translated by Christina Schlögl

April 13, 2017 – Canada’s Minister of Finance, Bill Morneau has made a decision. Starting in 2018, the African American Viola Desmond will be on the 10-dollar-note of his country. This civil rights activist, deceased in 1965, asserted herself against hundreds of other submissions in a 2016 contest, held by the Bank of Canada on occasion of the International Women’s Day. She will thus be the first woman, next to the Queen, who will be on a Canadian banknote. 

Viola Desmond (1914-1965).

“Whites only”

Viola Desmond went down in history when she sat in a seat that was reserved for whites at a cinema in Halifax on November 8, 1946 – nine years before Rosa Parks refused to give up her seat on the bus for a white person. When she did not want to give way, she was arrested and kept in prison for one night.
As a consequence, the 32-year-old owner of the Desmond School of Beauty Culture was sued for tax evasion. The accusation: Seeing as she would have had to take a seat in the upper section of the auditorium, she did not pay the 1 cent entertainment tax that arose from the difference in price. The trial, in which she had to defend herself without legal representation, left her with a fine of 26 dollars. 

Late recognition

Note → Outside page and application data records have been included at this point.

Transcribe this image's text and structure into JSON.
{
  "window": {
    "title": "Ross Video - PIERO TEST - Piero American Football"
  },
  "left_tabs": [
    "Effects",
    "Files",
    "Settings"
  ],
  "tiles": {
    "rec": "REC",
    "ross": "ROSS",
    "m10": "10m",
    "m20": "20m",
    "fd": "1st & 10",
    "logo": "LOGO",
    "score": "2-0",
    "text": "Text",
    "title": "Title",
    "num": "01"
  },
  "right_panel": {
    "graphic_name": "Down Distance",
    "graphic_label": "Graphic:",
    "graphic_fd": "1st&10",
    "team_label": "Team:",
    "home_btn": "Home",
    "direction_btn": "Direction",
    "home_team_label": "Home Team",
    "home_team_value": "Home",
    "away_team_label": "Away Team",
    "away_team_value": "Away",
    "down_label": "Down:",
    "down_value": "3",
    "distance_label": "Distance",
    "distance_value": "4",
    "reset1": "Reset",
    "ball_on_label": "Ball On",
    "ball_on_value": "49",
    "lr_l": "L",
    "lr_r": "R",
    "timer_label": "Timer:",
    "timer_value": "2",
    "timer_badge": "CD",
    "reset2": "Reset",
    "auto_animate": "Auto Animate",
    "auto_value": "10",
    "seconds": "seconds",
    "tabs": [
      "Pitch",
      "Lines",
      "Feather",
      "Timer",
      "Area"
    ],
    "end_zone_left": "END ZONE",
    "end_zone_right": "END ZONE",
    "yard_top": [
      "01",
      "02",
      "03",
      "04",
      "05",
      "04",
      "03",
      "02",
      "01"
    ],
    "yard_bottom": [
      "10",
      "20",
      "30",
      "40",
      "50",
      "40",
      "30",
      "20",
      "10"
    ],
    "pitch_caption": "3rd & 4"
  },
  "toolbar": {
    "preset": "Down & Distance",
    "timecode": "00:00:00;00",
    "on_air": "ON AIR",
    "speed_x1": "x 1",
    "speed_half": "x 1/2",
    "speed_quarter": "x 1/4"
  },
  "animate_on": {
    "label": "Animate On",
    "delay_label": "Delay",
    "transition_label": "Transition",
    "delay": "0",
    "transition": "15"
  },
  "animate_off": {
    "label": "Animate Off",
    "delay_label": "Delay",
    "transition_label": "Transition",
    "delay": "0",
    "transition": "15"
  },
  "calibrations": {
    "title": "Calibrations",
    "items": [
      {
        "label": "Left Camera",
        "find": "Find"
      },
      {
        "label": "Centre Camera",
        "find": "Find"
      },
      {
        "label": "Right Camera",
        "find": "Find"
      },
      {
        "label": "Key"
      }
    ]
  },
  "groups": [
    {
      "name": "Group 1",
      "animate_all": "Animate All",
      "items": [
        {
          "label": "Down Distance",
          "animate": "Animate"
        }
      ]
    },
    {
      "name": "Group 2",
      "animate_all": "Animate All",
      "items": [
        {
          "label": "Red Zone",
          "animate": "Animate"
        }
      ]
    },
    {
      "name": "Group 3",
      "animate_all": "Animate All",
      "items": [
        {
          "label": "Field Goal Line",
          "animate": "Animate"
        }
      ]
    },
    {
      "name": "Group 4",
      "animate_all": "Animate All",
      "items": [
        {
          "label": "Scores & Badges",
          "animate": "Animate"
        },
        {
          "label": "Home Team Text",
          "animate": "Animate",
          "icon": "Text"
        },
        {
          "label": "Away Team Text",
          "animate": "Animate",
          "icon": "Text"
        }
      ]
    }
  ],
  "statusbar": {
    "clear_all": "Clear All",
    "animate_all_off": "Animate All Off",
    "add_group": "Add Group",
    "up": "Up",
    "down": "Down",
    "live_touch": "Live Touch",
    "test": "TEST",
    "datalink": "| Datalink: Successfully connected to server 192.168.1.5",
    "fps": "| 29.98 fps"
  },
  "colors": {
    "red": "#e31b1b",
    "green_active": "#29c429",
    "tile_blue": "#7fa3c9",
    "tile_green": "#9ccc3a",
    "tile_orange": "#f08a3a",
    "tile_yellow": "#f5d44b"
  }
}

Viola Desmond did not live to see her official rehabilitation. After long and futile attempts to gain recognition for the injustice she suffered, she died on February 7, 1965 in New York. It was only in 2010 that the incident was appreciated as racial discrimination. The fact that she has become a widely known persona of recent Canadian history mostly goes back to her sister Wanda Robson’s commitment. 

Role model and memory

In his declaration, Bill Morneau emphasised that Viola Desmond represents the idea that moment of courage and dignity can change everyone’s lives forever. Viola’s 89-year-old sister seemed deeply moved by the speech: “I really know if Viola were here how she would feel. She would be so very proud. She inspires us today as she inspired people years ago.”

You can find out more about Viola Desmond in the Canadian Encyclopedia.

There is a portrait of her on occasion of the new banknote in this YouTube-film.

Many details on the Viola Desmond-trial can be read in The Dalhousie Law Journal.

You can find the Website of the Bank of Canada here.

And there is a report on slave liberator Harriet Tubman on the new American 20-dollar-bill in CoinsWeekly.